37Sensitivity AnalysisIt is a ‘What if?’ analysis. It analyses what would happen if some changes were made. It analyses one factor at a time.Changes in objective function coefficientsChanges in RHS of the equationsIntroduction of a new variable
38Changes in Objective Function Coefficients Consider ‘Crisis at Bhilpur’ problem.The current objective function is:Type A vehicle carries 2 tons of coal. By how much can this tonnage carried vary without altering the solution?
39Examine the graphic solution of the problem Examine the graphic solution of the problem. The slope of the isoprofit line is dependent on the coefficients of A and B.The solution would remain the same as long as the isoprofit line touched the Point (20,10)and did not enter the solution area. The slope variations can range between the blue and the red lines.Type A VehiclesType B Vehicles
40The range can be calculated from the final simplex tableau. Basic Variables32Cj1B-0.010.01- 0.01-1-270106520QtyRRDivide the row by the A row.We get: /The least positive quotient is the answer as to how much the capacity of each Type A vehicle could increase and the least negative quotient is how much the capacity can decrease without changing the solution. Type A vehicle capacity can vary between 1.5 and 3 tons.
41Divide the row by the B row. We get: 0 0 -1 1 0 0 Similarly, we can find the range of carrying capacity of Type B vehiclesABasic Variables32Cj1B-0.010.01- 0.01-1-270106520QtyRRDivide the row by the B row.We get:The least positive quotient is the answer as to how much the capacity of each Type B vehicle could increase and the least negative quotient is how much the capacity can decrease without changing the solution. Type B vehicle capacity can vary between 2 and 4 tons.
42Right Hand Side Ranging What would happen if the level of resources available changed, or the right hand side of the constraints changed?If we were to be offered more diesel, without increasing the number of drivers, we would first take as many Type B vehicles as possible, since Type B vehicles carry more i.e. 15 vehicles. We would have 15 drivers left with which we can utilise 15 Type A vehicles.A total of 4500 litres of diesel would be needed.
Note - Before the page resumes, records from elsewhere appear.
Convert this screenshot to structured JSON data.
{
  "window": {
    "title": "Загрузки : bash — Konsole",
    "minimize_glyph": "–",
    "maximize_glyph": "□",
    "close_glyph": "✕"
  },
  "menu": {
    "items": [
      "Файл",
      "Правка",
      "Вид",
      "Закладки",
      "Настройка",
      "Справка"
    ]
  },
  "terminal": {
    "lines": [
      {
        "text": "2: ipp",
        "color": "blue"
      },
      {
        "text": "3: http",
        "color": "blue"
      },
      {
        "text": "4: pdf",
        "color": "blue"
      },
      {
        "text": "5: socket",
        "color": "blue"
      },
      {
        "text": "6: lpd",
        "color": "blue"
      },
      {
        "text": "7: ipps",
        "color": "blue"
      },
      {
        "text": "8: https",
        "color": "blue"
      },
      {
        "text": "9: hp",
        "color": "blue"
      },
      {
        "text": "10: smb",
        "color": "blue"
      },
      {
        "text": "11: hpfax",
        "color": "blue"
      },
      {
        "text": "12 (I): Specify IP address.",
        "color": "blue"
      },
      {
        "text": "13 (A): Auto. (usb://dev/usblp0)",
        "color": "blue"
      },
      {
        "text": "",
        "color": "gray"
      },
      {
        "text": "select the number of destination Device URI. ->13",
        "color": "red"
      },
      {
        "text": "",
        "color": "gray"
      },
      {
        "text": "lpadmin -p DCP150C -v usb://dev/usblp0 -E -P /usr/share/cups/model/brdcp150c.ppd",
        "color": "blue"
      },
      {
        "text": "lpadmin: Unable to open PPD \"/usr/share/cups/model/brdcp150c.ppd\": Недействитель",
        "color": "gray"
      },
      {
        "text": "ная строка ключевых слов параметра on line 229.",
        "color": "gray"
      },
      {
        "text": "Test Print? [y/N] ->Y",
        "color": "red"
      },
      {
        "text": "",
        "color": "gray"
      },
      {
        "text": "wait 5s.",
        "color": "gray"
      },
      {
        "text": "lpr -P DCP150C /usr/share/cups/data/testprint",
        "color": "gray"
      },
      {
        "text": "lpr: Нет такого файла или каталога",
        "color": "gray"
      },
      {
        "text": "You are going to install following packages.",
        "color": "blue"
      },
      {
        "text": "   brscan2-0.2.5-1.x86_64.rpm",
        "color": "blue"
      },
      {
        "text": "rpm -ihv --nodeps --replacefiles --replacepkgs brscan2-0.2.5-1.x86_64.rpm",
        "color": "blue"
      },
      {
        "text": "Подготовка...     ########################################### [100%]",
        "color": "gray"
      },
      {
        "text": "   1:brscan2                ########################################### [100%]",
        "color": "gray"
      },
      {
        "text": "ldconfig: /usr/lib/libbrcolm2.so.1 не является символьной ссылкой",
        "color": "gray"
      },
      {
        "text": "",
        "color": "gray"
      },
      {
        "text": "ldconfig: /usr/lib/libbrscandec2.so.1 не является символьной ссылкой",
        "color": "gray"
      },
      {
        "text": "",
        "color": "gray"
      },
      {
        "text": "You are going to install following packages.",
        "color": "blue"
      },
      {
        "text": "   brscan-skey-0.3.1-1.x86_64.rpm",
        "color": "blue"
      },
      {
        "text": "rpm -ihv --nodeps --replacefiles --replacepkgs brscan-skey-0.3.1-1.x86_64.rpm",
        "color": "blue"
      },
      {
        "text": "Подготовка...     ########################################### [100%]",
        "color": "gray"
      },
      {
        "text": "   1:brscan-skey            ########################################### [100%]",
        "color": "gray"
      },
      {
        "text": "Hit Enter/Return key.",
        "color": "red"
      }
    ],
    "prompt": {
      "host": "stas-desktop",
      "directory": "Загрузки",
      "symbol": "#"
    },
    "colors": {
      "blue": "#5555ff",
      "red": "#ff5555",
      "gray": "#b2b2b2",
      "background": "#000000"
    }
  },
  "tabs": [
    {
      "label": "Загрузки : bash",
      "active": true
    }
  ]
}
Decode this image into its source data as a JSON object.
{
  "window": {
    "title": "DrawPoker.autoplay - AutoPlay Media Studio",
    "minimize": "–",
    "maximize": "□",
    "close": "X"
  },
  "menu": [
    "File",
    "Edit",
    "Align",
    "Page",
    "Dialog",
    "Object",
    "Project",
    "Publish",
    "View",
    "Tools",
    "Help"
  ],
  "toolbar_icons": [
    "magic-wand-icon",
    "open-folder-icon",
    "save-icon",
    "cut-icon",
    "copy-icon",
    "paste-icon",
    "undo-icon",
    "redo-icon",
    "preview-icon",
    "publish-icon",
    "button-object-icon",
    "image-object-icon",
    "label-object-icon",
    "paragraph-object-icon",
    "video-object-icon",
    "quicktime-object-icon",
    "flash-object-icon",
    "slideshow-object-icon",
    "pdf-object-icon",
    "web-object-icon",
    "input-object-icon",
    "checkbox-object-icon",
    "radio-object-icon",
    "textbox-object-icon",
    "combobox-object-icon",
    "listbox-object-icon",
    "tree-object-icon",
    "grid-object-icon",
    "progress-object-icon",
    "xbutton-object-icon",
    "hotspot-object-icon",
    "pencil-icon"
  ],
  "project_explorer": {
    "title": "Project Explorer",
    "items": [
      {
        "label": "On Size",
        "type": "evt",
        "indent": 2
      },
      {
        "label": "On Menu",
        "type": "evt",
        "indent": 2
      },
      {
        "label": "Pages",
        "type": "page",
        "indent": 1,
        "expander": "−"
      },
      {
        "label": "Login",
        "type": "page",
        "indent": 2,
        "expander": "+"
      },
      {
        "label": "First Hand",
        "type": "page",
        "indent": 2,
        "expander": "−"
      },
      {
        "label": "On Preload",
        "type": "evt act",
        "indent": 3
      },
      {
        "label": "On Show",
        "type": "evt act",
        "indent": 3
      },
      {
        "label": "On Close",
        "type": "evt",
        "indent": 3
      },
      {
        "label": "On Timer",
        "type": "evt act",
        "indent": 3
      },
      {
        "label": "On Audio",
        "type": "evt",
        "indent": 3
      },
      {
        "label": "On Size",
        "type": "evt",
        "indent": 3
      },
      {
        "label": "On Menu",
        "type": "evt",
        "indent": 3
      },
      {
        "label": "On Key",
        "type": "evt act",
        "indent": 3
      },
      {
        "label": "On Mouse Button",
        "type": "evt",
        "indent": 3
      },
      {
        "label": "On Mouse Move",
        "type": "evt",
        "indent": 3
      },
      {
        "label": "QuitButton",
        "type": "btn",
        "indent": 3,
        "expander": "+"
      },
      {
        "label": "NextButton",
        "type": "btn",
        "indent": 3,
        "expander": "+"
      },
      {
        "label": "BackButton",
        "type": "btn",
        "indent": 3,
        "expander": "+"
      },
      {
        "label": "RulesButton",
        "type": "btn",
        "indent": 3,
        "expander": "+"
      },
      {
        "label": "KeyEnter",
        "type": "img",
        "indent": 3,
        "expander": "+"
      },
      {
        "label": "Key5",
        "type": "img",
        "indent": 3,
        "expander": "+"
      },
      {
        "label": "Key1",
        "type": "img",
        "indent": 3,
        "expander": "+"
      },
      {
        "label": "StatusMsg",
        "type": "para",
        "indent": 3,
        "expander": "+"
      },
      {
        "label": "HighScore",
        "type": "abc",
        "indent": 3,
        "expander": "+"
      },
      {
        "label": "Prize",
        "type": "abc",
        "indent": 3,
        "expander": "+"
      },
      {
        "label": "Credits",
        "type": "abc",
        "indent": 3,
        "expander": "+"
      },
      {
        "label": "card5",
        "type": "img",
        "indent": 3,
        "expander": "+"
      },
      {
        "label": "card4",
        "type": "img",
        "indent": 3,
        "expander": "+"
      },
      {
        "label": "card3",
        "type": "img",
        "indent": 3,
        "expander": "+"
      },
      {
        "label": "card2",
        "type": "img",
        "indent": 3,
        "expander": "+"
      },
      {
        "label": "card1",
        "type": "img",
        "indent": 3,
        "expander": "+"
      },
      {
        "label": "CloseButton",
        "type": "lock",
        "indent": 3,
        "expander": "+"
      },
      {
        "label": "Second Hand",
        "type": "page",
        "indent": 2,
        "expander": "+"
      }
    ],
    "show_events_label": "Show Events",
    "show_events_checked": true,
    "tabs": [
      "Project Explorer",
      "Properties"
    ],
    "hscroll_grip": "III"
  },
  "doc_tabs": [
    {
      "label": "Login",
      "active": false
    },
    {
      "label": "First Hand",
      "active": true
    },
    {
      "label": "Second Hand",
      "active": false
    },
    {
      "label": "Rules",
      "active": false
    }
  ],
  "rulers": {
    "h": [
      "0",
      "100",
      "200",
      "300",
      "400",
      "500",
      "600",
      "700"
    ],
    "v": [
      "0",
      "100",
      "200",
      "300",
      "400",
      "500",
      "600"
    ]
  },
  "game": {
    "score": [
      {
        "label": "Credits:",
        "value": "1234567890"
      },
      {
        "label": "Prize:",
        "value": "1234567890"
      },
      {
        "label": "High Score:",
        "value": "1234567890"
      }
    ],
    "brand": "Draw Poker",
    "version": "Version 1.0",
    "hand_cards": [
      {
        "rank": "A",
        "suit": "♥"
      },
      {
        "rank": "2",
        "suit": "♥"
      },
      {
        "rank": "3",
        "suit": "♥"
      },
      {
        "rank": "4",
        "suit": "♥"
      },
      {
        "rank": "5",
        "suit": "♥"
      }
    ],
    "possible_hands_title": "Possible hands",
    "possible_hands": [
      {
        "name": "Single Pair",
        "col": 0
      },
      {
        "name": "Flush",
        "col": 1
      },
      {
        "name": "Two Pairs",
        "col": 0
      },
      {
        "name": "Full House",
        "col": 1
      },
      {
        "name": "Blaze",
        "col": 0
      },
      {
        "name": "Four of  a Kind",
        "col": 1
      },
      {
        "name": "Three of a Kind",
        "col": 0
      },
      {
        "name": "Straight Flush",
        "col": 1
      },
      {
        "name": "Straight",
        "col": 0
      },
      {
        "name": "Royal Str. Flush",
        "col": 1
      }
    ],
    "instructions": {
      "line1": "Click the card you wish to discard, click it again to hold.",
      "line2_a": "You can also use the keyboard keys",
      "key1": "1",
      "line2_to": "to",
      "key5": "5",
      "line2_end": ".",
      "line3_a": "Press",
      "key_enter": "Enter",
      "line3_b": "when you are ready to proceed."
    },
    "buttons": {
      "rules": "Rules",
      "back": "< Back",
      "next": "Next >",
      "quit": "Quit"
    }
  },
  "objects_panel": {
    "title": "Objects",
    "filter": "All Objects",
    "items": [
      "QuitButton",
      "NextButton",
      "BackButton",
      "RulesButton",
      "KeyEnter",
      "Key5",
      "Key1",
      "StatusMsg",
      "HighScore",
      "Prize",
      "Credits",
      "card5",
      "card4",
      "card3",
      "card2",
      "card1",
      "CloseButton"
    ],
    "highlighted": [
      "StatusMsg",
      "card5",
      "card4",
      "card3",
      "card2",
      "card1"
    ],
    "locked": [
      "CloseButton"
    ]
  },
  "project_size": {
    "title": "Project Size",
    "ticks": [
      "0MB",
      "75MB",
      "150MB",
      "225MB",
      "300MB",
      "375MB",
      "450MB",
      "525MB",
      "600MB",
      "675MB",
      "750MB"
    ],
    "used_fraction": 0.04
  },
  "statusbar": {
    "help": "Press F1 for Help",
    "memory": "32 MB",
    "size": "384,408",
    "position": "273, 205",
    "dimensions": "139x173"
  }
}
43Right Hand Side Ranging Similarly, if we were required to shed diesel, we would first utilise all Type A vehicles as they consume less diesel, i.e. 26 vehicles. The remaining 4 drivers would be used by deploying 4 Type B vehicles.A total of 3400 litres of diesel would be needed.Shadow prices remain constant within these ranges.
44We can also do RHS ranging from the final simplex tableau Basic Variables32Cj1B-0.010.01- 0.01-1-270106520QtyRRDivide the Quantity column by the slack column for S1.We get:The least positive quotient (600) is the answer as to how much diesel can be reduced and the least negative quotient (500) is how much it can be increased without affecting the shadow prices. The range of diesel is 3400 to 4500 litres.
45Similarly, we can compute the range for drivers. Basic Variables32Cj1B-0.010.01- 0.01-1-270106520QtyRRDivide the Quantity column by the slack column for S2.We get:The least positive quotient (5) is the answer as to how many drivers can be reduced and the least negative quotient (3) is how many drivers can be increased without affecting the shadow prices. The range of drivers is 25 to 33.
46Adding another Variable If a Type C truck was made available which can carry 4.5 tons of coal but consumes 400 litres of diesel, should we consider it ?The shadow price per litre of diesel is .01 tons of coal and the shadow price of one driver is 1 ton of coal.Since the Type C truck consumes 400 litres of diesel and 1 driver, it should deliver 5 tons of coal at the existing shadow pricesSince its capacity is less, we should not consider introducing it in our solution.
47Technical IssuesInfeasibility – when artificial variables are still in solution.Unbounded Solution – if all replacement ratios are negative or infinity.Degeneracy – when a variable though in solution has a value of zero. Two rows may have the same replacement ratio.Multiple Optima – multiple solutions. Two rows have the same replacement ratio.